In the majority of cases, PCs make up the lion's share of a company's IT expenses. Years ago, when equipment was more centralized in the MIS department, it was easier to track and control these costs. But as computers migrated to the desktop, costs have decentralized, making it more difficult to get a handle on a business's TCO.
Where does all the money go? Surprisingly, capital costs for your business's hardware and software make up a fairly modest portion of your investment over time, says Bill Kirwin, vice president and research director for the Gartner Group, an IT research firm in Stamford, Connecticut. While it's always a good idea to negotiate the best deal you can with retailers and resellers, this isn't where the bulk of your IT costs come from. And even though businesses could be taking advantage of the savings from today's falling computer prices, many are choosing to spend more money in this area, buying bigger and faster PCs to stay on the cutting edge.

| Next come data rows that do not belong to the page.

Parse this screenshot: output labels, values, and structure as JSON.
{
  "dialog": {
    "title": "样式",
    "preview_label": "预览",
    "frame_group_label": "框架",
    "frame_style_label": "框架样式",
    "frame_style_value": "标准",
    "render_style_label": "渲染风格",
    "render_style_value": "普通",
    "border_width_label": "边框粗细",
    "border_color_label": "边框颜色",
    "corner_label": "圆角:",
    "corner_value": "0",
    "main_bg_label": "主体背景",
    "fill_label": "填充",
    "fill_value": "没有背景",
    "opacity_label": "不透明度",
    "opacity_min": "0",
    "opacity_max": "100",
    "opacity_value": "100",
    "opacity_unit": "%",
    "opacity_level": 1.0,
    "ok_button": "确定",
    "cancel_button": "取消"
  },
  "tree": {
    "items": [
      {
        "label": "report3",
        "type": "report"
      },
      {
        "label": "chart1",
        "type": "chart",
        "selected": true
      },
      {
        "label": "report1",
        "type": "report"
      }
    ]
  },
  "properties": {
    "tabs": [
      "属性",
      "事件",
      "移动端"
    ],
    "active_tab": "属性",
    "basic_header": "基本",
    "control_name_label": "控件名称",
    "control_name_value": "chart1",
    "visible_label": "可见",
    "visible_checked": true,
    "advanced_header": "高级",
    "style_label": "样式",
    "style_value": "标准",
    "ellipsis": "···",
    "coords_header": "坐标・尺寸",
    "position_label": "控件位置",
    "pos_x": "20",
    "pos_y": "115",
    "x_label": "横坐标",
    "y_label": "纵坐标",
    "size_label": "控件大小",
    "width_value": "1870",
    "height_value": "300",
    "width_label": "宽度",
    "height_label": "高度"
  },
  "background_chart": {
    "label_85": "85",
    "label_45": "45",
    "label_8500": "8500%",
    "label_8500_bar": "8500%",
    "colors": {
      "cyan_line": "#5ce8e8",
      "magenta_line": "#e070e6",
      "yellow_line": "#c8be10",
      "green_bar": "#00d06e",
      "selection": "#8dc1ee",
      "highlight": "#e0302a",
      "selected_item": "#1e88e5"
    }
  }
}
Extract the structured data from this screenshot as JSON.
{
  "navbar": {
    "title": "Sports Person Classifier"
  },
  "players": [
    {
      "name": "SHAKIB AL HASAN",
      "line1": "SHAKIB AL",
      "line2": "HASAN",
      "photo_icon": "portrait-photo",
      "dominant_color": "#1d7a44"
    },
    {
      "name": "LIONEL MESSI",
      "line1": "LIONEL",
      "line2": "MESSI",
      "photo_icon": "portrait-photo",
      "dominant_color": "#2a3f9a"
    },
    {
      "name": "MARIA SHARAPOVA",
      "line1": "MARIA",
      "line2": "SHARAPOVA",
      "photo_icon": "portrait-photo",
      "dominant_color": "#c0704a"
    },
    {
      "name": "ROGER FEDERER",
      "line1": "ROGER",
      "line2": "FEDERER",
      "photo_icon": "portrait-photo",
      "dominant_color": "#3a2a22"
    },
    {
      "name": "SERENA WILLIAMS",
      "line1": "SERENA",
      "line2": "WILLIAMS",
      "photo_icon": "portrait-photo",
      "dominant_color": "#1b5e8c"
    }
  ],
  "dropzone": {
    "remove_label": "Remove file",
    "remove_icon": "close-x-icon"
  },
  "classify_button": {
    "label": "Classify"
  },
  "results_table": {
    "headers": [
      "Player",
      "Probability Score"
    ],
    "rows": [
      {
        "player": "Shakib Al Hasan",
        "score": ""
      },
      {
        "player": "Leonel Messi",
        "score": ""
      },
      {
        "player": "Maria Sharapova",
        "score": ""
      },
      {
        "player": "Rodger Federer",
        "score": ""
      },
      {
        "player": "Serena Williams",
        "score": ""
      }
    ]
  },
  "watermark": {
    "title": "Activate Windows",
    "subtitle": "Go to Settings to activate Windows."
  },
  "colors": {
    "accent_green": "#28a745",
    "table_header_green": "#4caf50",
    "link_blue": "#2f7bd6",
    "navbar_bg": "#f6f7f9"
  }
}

Technical support costs make up a substantial portion of TCO. According to the Gartner Group, the annual cost for software training, technical support and repair on a Windows 95 PC adds up to about $1,300 per user. Then there are administrative costs, which include purchasing technology, the labor costs of managing IT assets and developing policies for equipment usage.
But it's user operations that eat up the largest amount of your IT budget by far. What's even trickier is that these costs are difficult to quantify. They're those things that all employees do while sitting in front of a PC that sap their time, indirectly costing you money in lost productivity. These activities include time spent on PC management tasks, such as installing software, creating and moving files, and learning new technology. A big chunk of TCO comes from time wasted when the office's unofficial techie stands over an employee's shoulder offering PC advice. Plus, there's always the "futz factor," in which employees spend time on nonbusiness-related tasks, such as creating screen savers, sending personal e-mail and checking their horoscopes on the Web.
Beyond hardware and software, there's a number of additional costs associated with computer and high-tech equipment, which add to your TCO. These include expenses for printer ink and paper, software upgrades, fax transmission costs--even the electricity it takes to run PCs and keep your office cool, since they generate a fair amount of heat.